* AgathaChristie stories [[spoiler: Death on the Nile, Triangle at Rhodes and Five Little Pigs]] deconstructs TheVamp role in a BettyAndVeronica relationship: the evil and sexy RichBitch beauty is only a JerkAss that believes ItsAllAboutMe. She ReallyGetsAround with a lot of admirers, because once a man knows her well, he KnowWhenToFoldEm and leaves her. So, one man who is bored with TheVamp either will leave her or [[spoiler: conspire with his true love, the Betty, to MurderTheHypotenuse and get her money]]
* ''Literature/LegacyOfTheDragokin'' does this to KidHero: Benji is a ten year old boy who wants to be a warrior hero and this story shows precisely why such a person would be a TagalongKid. Without training, experience or, indeed, ''maturity'', he's TheLoad at best and TheMillstone at worst.
* The ''Emerald City'' series deconstructs, among other things, BlackAndWhiteMorality. Said morality is, from book 4 on, enforced by the ability of BigBad to magically force any morally grey charachter into his service. The result is that, since most of those are actually [[AntiVillain]]s, one often feels more for them than for actual heroes (especially since heroes can get BackFromTheDead in most cases).

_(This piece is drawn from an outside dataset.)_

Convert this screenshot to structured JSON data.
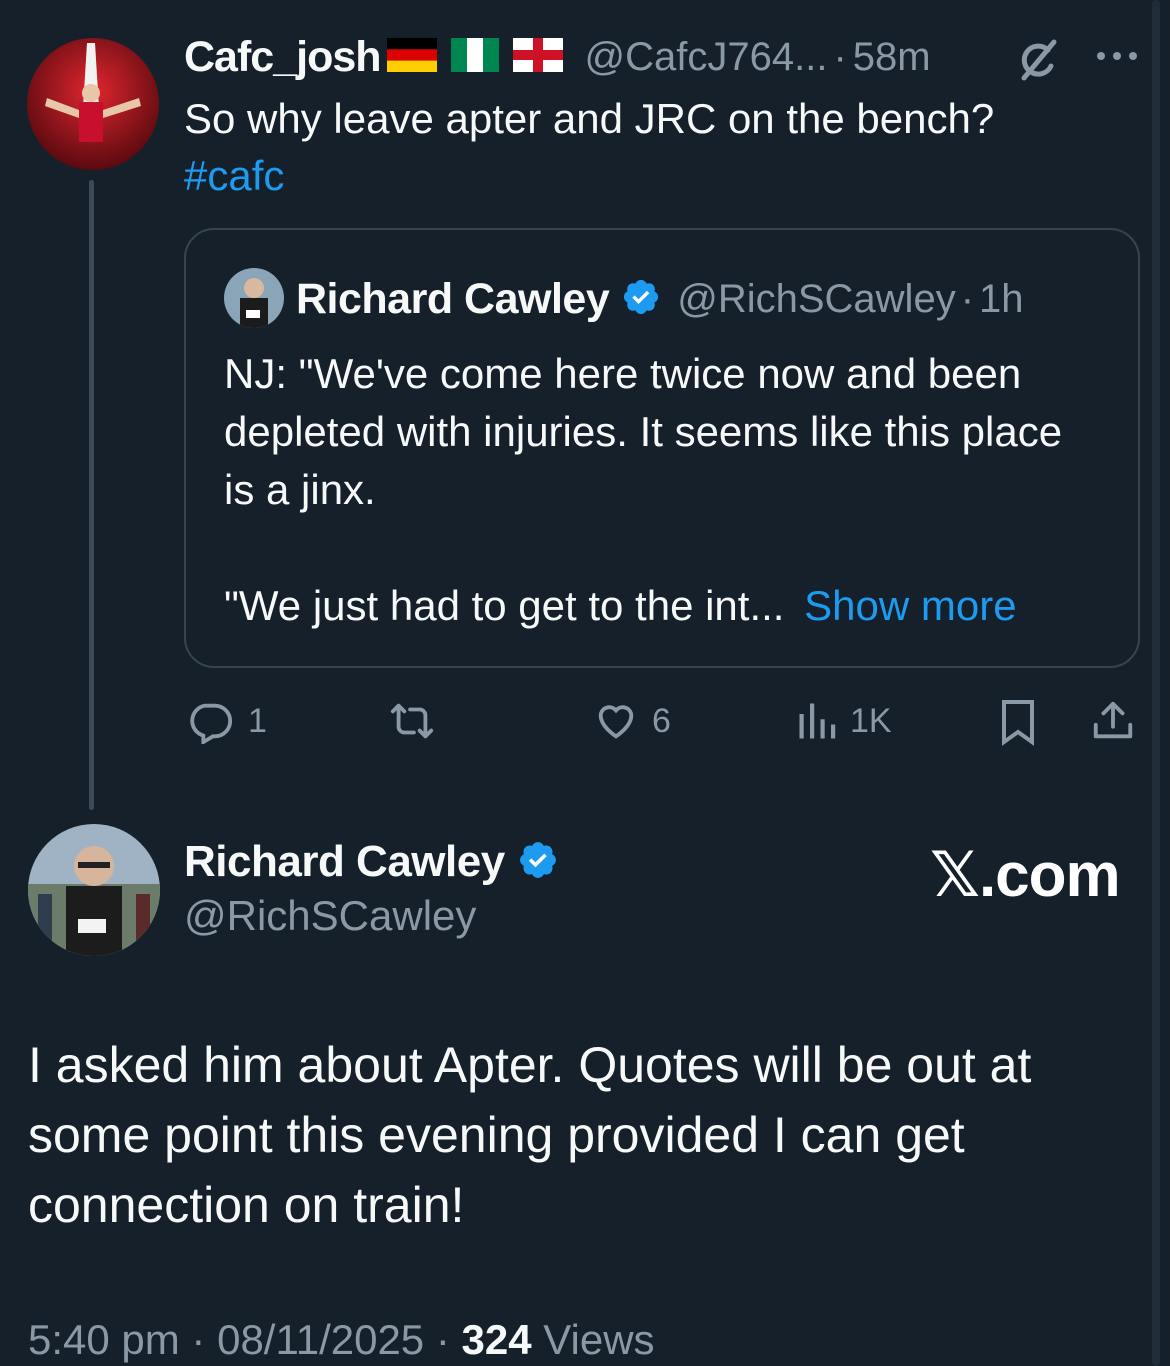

** Book ten deconstructs BecomeARealBoy. Tom, a living teddy bear, magically becomes a human and a great warrior... and dies per HeroicSacrifice in the very first battle, whereas killing him as teddy bear would be all but impossible.
* ''Literature/TheSagaOfDarrenShan'' deconstructs the concept of someone who wants to be a vampire. What kind of person want's to be a vampire willingly and why. A [[TheSociopath sociopath]] who wants to kill people he doesn't like, and be free to do what ever he wants.
* The entirety of ''{{Literature/Redshirts}}'' is a deconstruction of the RedShirt, and what would happen if the universe's CannonFodder ever tried to do something about their high mortality rate.
* The Creator/TanithLee story "Sold" is a deconstruction of the DealWithTheDevil plot, and one of the few cases of a LighterAndSofter deconstruction: If you can sell your immortal soul to the devil, [[spoiler:you obviously ''have'' an immortal soul, and the devil can't easily take it from you]]. So you might as well endure your circumstances, since [[spoiler:you know you are going to heaven]].
* ''Literature/OutOfTheDark'' deconstructs HumansAreWarriors and HumansAdvanceSwiftly. The [[AliensAreBastards Bastard Aliens]] witnessed the English slaughtering the French at Agincourt and see how fast human tech is progressing compared to "civilised" races and are scared to hell. So they tell their enforcer race that everyone will turn a blind eye if an accident were to happen to us...
* ''Franchise/LesMiserables'' deconstructed the typical "mysterious benefactor" character common in 19th century novels with Jean Valjean. He rescues Cossette from hardship the same way The Bishop of Digny did for him. He becomes obsessed with being her ParentalSubstitute because he's eaten up by guilt over not being able to save her mother Fantine.